His Word of peace, so when you are struggling with fear of death (like those disciples), especially in these days of pandemic, you hear: Because I live, you too will live. Death is not the end for those who die in the one who rose from the dead.


That is the Word those cowering disciples received and then went out and preached and poured out and fed to the people. It is the Word that changed them and changed the world. The Word that now changes you. That when faced with troubles and trials, with invisible viruses, with threats of persecution, with our own sin and unworthiness - whatever the devil, the world, and our own sinful nature can throw against us - we have what is more sure: the Word and peace of Jesus. That you know His victory, and that His victory is yours.


For if crises like what we are going through today bring out who you really are and expose what is already there inside a person, even magnifying it - look at what it revealed to us about Jesus. Certainly we see the greatness of sin and the horrifying spectre of death. It caused Him such turmoil in the Garden and on the cross. But even more we see His love, His steadfastness, His forgiveness, His compassion, and His glory. When faced with mocking, He loves. When faced with betrayal, He is steadfast. When faced with lies and false accusations and denials, He forgives. When faced with hatred, He has compassion. And when faced with crucifixion and humiliation, His self-sacrificing glory shines through. We never see God and what He is like more clearly than when we see Him hanging on the cross for you and me.


And now you, too. This time of uncertainty, confusion, and fear is when the love, forgiveness, and life of Jesus given to us can shine through as never before. For we have a God who has overcome the death that has gripped the world. We have a God who is in control of a world that looks out of control. We have a God we can count on in an uncertain and changing world. Our friends may let us down, the government may let us down, our own bodies may let us down, but our Saviour never will.

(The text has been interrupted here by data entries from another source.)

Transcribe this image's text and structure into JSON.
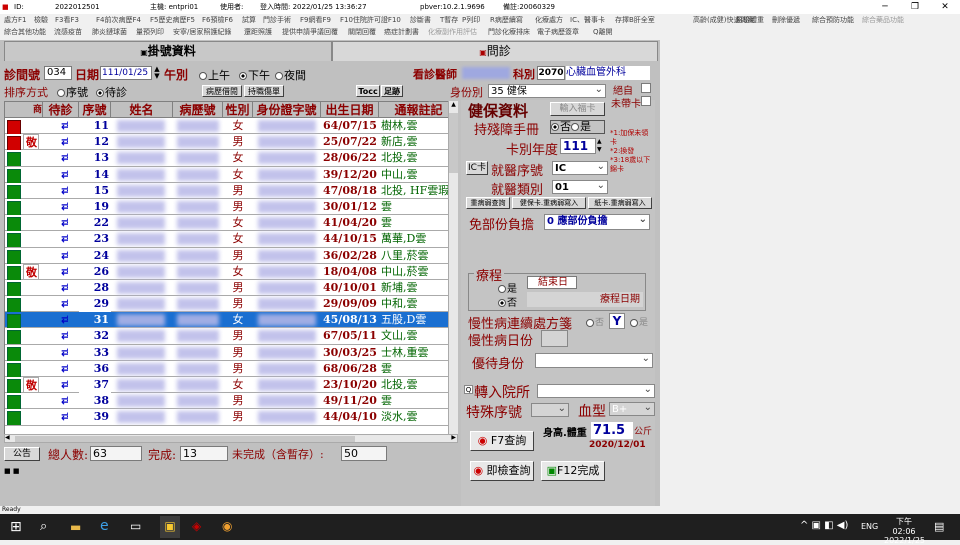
{
  "titlebar": {
    "id_label": "ID:",
    "clinic_code": "2022012501",
    "host": "主機: entpri01",
    "user_label": "使用者:",
    "login_time": "登入時間: 2022/01/25 13:36:27",
    "version": "pbver:10.2.1.9696",
    "spare": "備註:20060329"
  },
  "menu1": [
    "處方F1",
    "檢驗",
    "F3看F3",
    "F4前次病歷F4",
    "F5歷史病歷F5",
    "F6預檢F6",
    "試算",
    "門診手術",
    "F9網看F9",
    "F10住院許可證F10",
    "診斷書",
    "T暫存",
    "P列印",
    "R病歷續寫",
    "化療處方",
    "IC、醫事卡",
    "存擇B肝全室",
    "高齡(成健)快速問案",
    "惡檢體重",
    "刪除優遞",
    "綜合預防功能",
    "綜合藥品功能"
  ],
  "menu2": [
    "綜合其他功能",
    "流感疫苗",
    "肺炎鏈球菌",
    "量預列印",
    "安寧/居家照護紀錄",
    "還距照護",
    "提供申請爭議回覆",
    "關閉回覆",
    "癌症計劃書",
    "化療副作用評估",
    "門診化療排床",
    "電子病歷簽章",
    "Q離開"
  ],
  "tabs": {
    "schedule": "掛號資料",
    "consult": "問診"
  },
  "form": {
    "visit_no_label": "診間號",
    "visit_no": "034",
    "date_label": "日期",
    "date": "111/01/25",
    "shift_label": "午別",
    "shift_am": "上午",
    "shift_pm": "下午",
    "shift_night": "夜間",
    "doctor_label": "看診醫師",
    "dept_label": "科別",
    "dept_code": "2070",
    "dept_name": "心臟血管外科",
    "sort_label": "排序方式",
    "sort_seq": "序號",
    "sort_wait": "待診",
    "btn_history": "病歷借閱",
    "btn_sick": "持職傷單",
    "btn_tocc": "Tocc",
    "btn_foot": "足跡",
    "identity_label": "身份別",
    "identity_code": "35",
    "identity_name": "健保"
  },
  "grid": {
    "headers": [
      "商",
      "待診",
      "序號",
      "姓名",
      "病歷號",
      "性別",
      "身份證字號",
      "出生日期",
      "通報註記"
    ],
    "rows": [
      {
        "status": "red",
        "flag": "",
        "num": "11",
        "sex": "女",
        "dob": "64/07/15",
        "note": "樹林,雲"
      },
      {
        "status": "red",
        "flag": "敬",
        "num": "12",
        "sex": "男",
        "dob": "25/07/22",
        "note": "新店,雲"
      },
      {
        "status": "green",
        "flag": "",
        "num": "13",
        "sex": "女",
        "dob": "28/06/22",
        "note": "北投,雲"
      },
      {
        "status": "green",
        "flag": "",
        "num": "14",
        "sex": "女",
        "dob": "39/12/20",
        "note": "中山,雲"
      },
      {
        "status": "green",
        "flag": "",
        "num": "15",
        "sex": "男",
        "dob": "47/08/18",
        "note": "北投, HF雲瑕"
      },
      {
        "status": "green",
        "flag": "",
        "num": "19",
        "sex": "男",
        "dob": "30/01/12",
        "note": "雲"
      },
      {
        "status": "green",
        "flag": "",
        "num": "22",
        "sex": "女",
        "dob": "41/04/20",
        "note": "雲"
      },
      {
        "status": "green",
        "flag": "",
        "num": "23",
        "sex": "女",
        "dob": "44/10/15",
        "note": "萬華,D雲"
      },
      {
        "status": "green",
        "flag": "",
        "num": "24",
        "sex": "男",
        "dob": "36/02/28",
        "note": "八里,菸雲"
      },
      {
        "status": "green",
        "flag": "敬",
        "num": "26",
        "sex": "女",
        "dob": "18/04/08",
        "note": "中山,菸雲"
      },
      {
        "status": "green",
        "flag": "",
        "num": "28",
        "sex": "男",
        "dob": "40/10/01",
        "note": "新埔,雲"
      },
      {
        "status": "green",
        "flag": "",
        "num": "29",
        "sex": "男",
        "dob": "29/09/09",
        "note": "中和,雲"
      },
      {
        "status": "green",
        "flag": "",
        "num": "31",
        "sex": "女",
        "dob": "45/08/13",
        "note": "五股,D雲"
      },
      {
        "status": "green",
        "flag": "",
        "num": "32",
        "sex": "男",
        "dob": "67/05/11",
        "note": "文山,雲"
      },
      {
        "status": "green",
        "flag": "",
        "num": "33",
        "sex": "男",
        "dob": "30/03/25",
        "note": "士林,重雲"
      },
      {
        "status": "green",
        "flag": "",
        "num": "36",
        "sex": "男",
        "dob": "68/06/28",
        "note": "雲"
      },
      {
        "status": "green",
        "flag": "敬",
        "num": "37",
        "sex": "女",
        "dob": "23/10/20",
        "note": "北投,雲"
      },
      {
        "status": "green",
        "flag": "",
        "num": "38",
        "sex": "男",
        "dob": "49/11/20",
        "note": "雲"
      },
      {
        "status": "green",
        "flag": "",
        "num": "39",
        "sex": "男",
        "dob": "44/04/10",
        "note": "淡水,雲"
      }
    ]
  },
  "summary": {
    "btn": "公告",
    "total_label": "總人數:",
    "total": "63",
    "done_label": "完成:",
    "done": "13",
    "pending_label": "未完成（含暫存）:",
    "pending": "50"
  },
  "insurance": {
    "title": "健保資料",
    "input_card": "輸入福卡",
    "cert_label": "絕自",
    "card_label": "未帶卡",
    "disability_label": "持殘障手冊",
    "no": "否",
    "yes": "是",
    "card_year_label": "卡別年度",
    "card_year": "111",
    "note1": "*1:加保未領卡",
    "note2": "*2:換發",
    "note3": "*3:18歲以下錦卡",
    "ic_btn": "IC卡",
    "visit_seq_label": "就醫序號",
    "visit_seq": "IC",
    "visit_type_label": "就醫類別",
    "visit_type": "01",
    "btn_query": "重病弱查詢",
    "btn_write": "健保卡.重病弱寫入",
    "btn_paper": "紙卡.重病弱寫入",
    "copay_label": "免部份負擔",
    "copay_value": "0  應部份負擔",
    "course_label": "療程",
    "course_yes": "是",
    "course_no": "否",
    "course_end": "結束日",
    "course_date": "療程日期",
    "chronic_label": "慢性病連續處方箋",
    "chronic_no": "否",
    "chronic_y": "Y",
    "chronic_yes": "是",
    "chronic_day_label": "慢性病日份",
    "priority_label": "優待身份",
    "transfer_label": "轉入院所",
    "special_label": "特殊序號",
    "blood_label": "血型",
    "blood_value": "B+",
    "btn_f7": "F7查詢",
    "height_label": "身高.體重",
    "height_value": "71.5",
    "height_unit": "公斤",
    "height_date": "2020/12/01",
    "btn_query2": "即檢查詢",
    "btn_f12": "F12完成"
  },
  "statusbar": "Ready",
  "taskbar": {
    "lang": "ENG",
    "time": "下午 02:06",
    "date": "2022/1/25"
  }
}
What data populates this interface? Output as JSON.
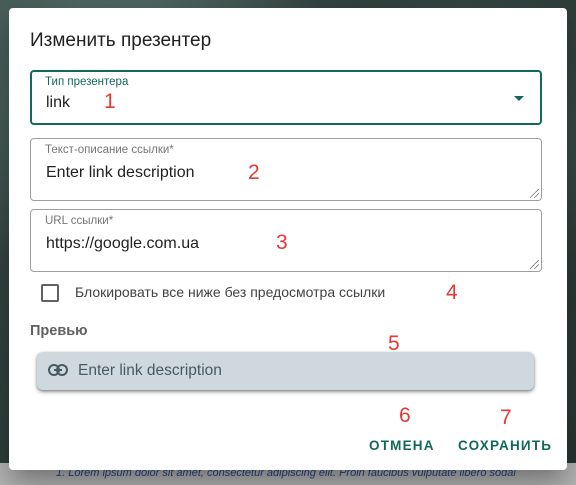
{
  "background": {
    "text": "1. Lorem ipsum dolor sit amet, consectetur adipiscing elit. Proin faucibus vulputate libero sodal"
  },
  "dialog": {
    "title": "Изменить презентер",
    "presenter_type": {
      "label": "Тип презентера",
      "value": "link",
      "icon": "dropdown-arrow-icon"
    },
    "link_text": {
      "label": "Текст-описание ссылки*",
      "value": "Enter link description"
    },
    "link_url": {
      "label": "URL ссылки*",
      "value": "https://google.com.ua"
    },
    "block_checkbox": {
      "label": "Блокировать все ниже без предосмотра ссылки",
      "checked": false
    },
    "preview": {
      "section_label": "Превью",
      "chip_text": "Enter link description",
      "icon": "link-icon"
    },
    "actions": {
      "cancel": "ОТМЕНА",
      "save": "СОХРАНИТЬ"
    }
  },
  "annotations": [
    "1",
    "2",
    "3",
    "4",
    "5",
    "6",
    "7"
  ],
  "colors": {
    "accent": "#12695a",
    "marker": "#e53935",
    "chip_bg": "#cfd8dc"
  }
}
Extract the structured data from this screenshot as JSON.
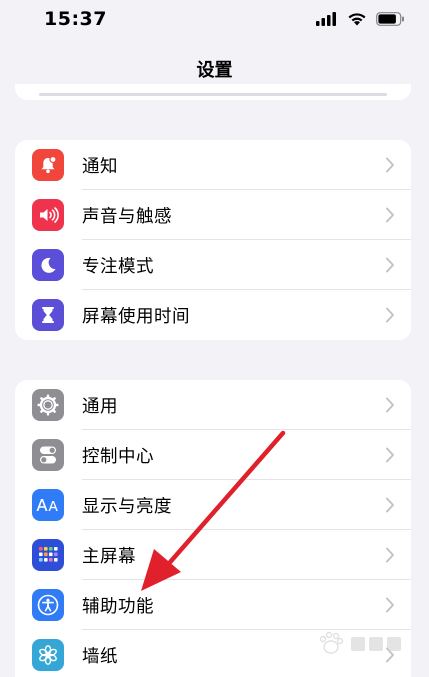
{
  "status_bar": {
    "time": "15:37",
    "icons": [
      "signal-icon",
      "wifi-icon",
      "battery-icon"
    ]
  },
  "nav": {
    "title": "设置"
  },
  "groups": [
    {
      "items": [
        {
          "label": "通知",
          "icon": "notification-bell-icon",
          "color": "#f0463b"
        },
        {
          "label": "声音与触感",
          "icon": "speaker-icon",
          "color": "#f0334d"
        },
        {
          "label": "专注模式",
          "icon": "moon-icon",
          "color": "#5b4fd9"
        },
        {
          "label": "屏幕使用时间",
          "icon": "hourglass-icon",
          "color": "#5c4ed6"
        }
      ]
    },
    {
      "items": [
        {
          "label": "通用",
          "icon": "gear-icon",
          "color": "#8e8e93"
        },
        {
          "label": "控制中心",
          "icon": "toggle-switches-icon",
          "color": "#8e8e93"
        },
        {
          "label": "显示与亮度",
          "icon": "text-size-aa-icon",
          "color": "#2f7cf6"
        },
        {
          "label": "主屏幕",
          "icon": "home-screen-grid-icon",
          "color": "#2d4fd8"
        },
        {
          "label": "辅助功能",
          "icon": "accessibility-person-icon",
          "color": "#2f7cf6"
        },
        {
          "label": "墙纸",
          "icon": "flower-wallpaper-icon",
          "color": "#35a7d6"
        }
      ]
    }
  ],
  "annotation": {
    "arrow_color": "#e0202a"
  }
}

So what’s in you? Christ is in you. His forgiveness, love, and life and in you. And we can live that way - not just now, but always. This crisis an opportunity to bring out who you really are. Because your life is not hanging in the balance - your life is already secure in Christ. He’s unlocked the door of your fear and the door of heaven so you can live - not foolishly and carelessly - but as His blessing to others.


But if during this time you don’t like what you see, what this crisis brings out of you, know this: your Saviour is not disappointed in you or frowning at you! But using this time to strengthen you and your faith. For remember those disciples in that room. Jesus didn’t reprimand them when He appeared, He loved them. He didn’t scold them, He gave them what they needed. And He does for you, too. For you who need peace, He has peace. For you who need forgiveness, He has forgiveness. For you who need love, He has love. So receive what you need from Him who died and rose to provide it for you. For starting that Easter day, the doors are unlocked. The door of your heart, the door of the grave, and the door of heaven. So you, too, now go, you are free. Go, give what you have received. Go live! Not in fear, but in faith.


For Christ is risen! [He is risen indeed! Alleluia!] Alleluia!


In the Name of the Father, and of the (+) Son, and of the Holy Spirit. Amen.


Now the peace of God which passes all understanding, keep your hearts and minds through faith in Christ Jesus, our Lord.  Amen.